In today’s digital world, figuring out how to process different epistemic cultures is not nearly as straightforward as it once was. Mapping the new terrain is the central goal currently being pursued by Fuyuki Kurasawa, a cultural sociologist from Canada who currently holds the York University Research Chair in Global Digital Citizenship. In many of today’s digital spaces, Kurasawa argues, the dominant epistemic cultures are shaped by the practices of the troll, who posts deliberately offensive messages designed to provoke an angry and emotional response. The goal of the troll is to disrupt and to polarize, not to engage in rational debate. Viewed from the epistemic culture of the troll, a serious presentation of facts is met with instant mockery. The effective response is not to provide more facts, with the hope of persuading people to change their opinion. A more effective response may be to adopt the practices of the troll, provoking the original troll into an emotional over-reaction. Of course, this strategy is not equally available to all actors. As Kurasawa shows in his preliminary research, it may be effective and available to feminist activists responding to online misogynistic harassment, but it is less available to scientists responding to climate change denialists. It is less available to journalists responding to charges that they producing “fake news”, as I found in a recent study of journalism after Trump (Jacobs 2017). The deployment of a different or a new epistemic culture is less possible when the actor who is thinking about deploying it still hopes to derive expertise and professional standing from a prior one.

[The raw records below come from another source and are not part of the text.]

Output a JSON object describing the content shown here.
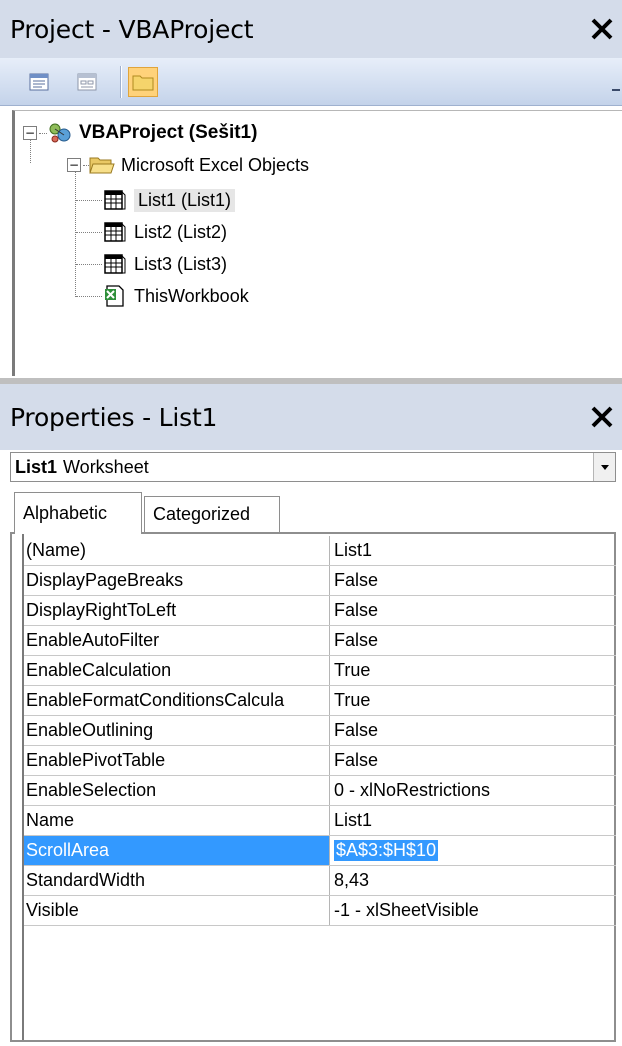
{
  "project_pane": {
    "title": "Project - VBAProject",
    "close_symbol": "✕",
    "toolbar": {
      "buttons": [
        {
          "name": "view-code-button",
          "icon": "code-view-icon",
          "active": false
        },
        {
          "name": "view-object-button",
          "icon": "form-view-icon",
          "active": false
        },
        {
          "name": "toggle-folders-button",
          "icon": "folder-icon",
          "active": true
        }
      ]
    },
    "tree": {
      "root": {
        "label": "VBAProject (Sešit1)",
        "icon": "vba-project-icon",
        "expander": "−"
      },
      "folder": {
        "label": "Microsoft Excel Objects",
        "icon": "open-folder-icon",
        "expander": "−"
      },
      "items": [
        {
          "label": "List1 (List1)",
          "icon": "worksheet-icon",
          "selected": true
        },
        {
          "label": "List2 (List2)",
          "icon": "worksheet-icon",
          "selected": false
        },
        {
          "label": "List3 (List3)",
          "icon": "worksheet-icon",
          "selected": false
        },
        {
          "label": "ThisWorkbook",
          "icon": "workbook-icon",
          "selected": false
        }
      ]
    }
  },
  "properties_pane": {
    "title": "Properties - List1",
    "close_symbol": "✕",
    "object_combo": {
      "object_name": "List1",
      "object_type": "Worksheet",
      "drop_symbol": "▼"
    },
    "tabs": [
      {
        "label": "Alphabetic",
        "active": true
      },
      {
        "label": "Categorized",
        "active": false
      }
    ],
    "rows": [
      {
        "name": "(Name)",
        "value": "List1",
        "selected": false
      },
      {
        "name": "DisplayPageBreaks",
        "value": "False",
        "selected": false
      },
      {
        "name": "DisplayRightToLeft",
        "value": "False",
        "selected": false
      },
      {
        "name": "EnableAutoFilter",
        "value": "False",
        "selected": false
      },
      {
        "name": "EnableCalculation",
        "value": "True",
        "selected": false
      },
      {
        "name": "EnableFormatConditionsCalcula",
        "value": "True",
        "selected": false
      },
      {
        "name": "EnableOutlining",
        "value": "False",
        "selected": false
      },
      {
        "name": "EnablePivotTable",
        "value": "False",
        "selected": false
      },
      {
        "name": "EnableSelection",
        "value": "0 - xlNoRestrictions",
        "selected": false
      },
      {
        "name": "Name",
        "value": "List1",
        "selected": false
      },
      {
        "name": "ScrollArea",
        "value": "$A$3:$H$10",
        "selected": true
      },
      {
        "name": "StandardWidth",
        "value": "8,43",
        "selected": false
      },
      {
        "name": "Visible",
        "value": "-1 - xlSheetVisible",
        "selected": false
      }
    ]
  },
  "colors": {
    "title_bar": "#d4dcea",
    "selection": "#3399ff",
    "toolbar_active": "#ffd27a"
  }
}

To be sure, even within those epistemic cultures defined by science and rationality, internal critiques and alternative criteria of distinction have been circulating for some time now. Since the 1960s at least, we have witnessed repeated and influential counter-performances challenging the somber seriousness of science and scholarship in most spaces of cultural and intellectual life. In the older and more mainstream epistemic cultures, though, the counter-performer has generally confronted a discursive terrain where seriousness is signified as pure. The effect of the conflict has most often been to reinforce the sacredness of the epistemic culture that was being challenged. Matters are different in the digital spaces of today. How can a scientist, an intellectual, or a journalist engage with digital soldiers trained on troll farms, without thoroughly undermining the professional expertise they have carefully built up as well as the sacred discourses of evaluation upon which their expertise depends? How can they correct mistakes and characterizations being circulated by the thousand by Twitter bots, without feeding into the very algorithms that are making the offensive tweet go viral? These are complicated challenges, and ones which are unlikely to be resolved by the extended argument of the columnist or the scientific practices of peer review.
Great as the normative and the practical challenges may be, I have every confidence that cultural sociologists will “follow the controversies”, providing nuanced accounts of what is going on and compelling explanations for how things have developed the way they have, and not otherwise. There is a long tradition of sociological scholarship addressing these issues. And I look forward to reading about the research of my colleagues in the Culture Section, who no doubt are exploring these questions as well as many others.
Knorr-Cetina, Karen, 1999. Epistemic Cultures. Harvard University Press.
Knorr-Cetina, Karen, 2005. “Culture in Global Knowledge Societies: Knowledge Cultures and Epistemic Cultures”, in The Blackwell Companion to the Sociology of Culture, ed. M. Jacobs and N. Hanrahan. Blackwell, pp. 65-79.
Jacobs, Ronald N., 2017. “Journalism After Trump”, American Journal of Cultural Sociology 5, 3: 409-425.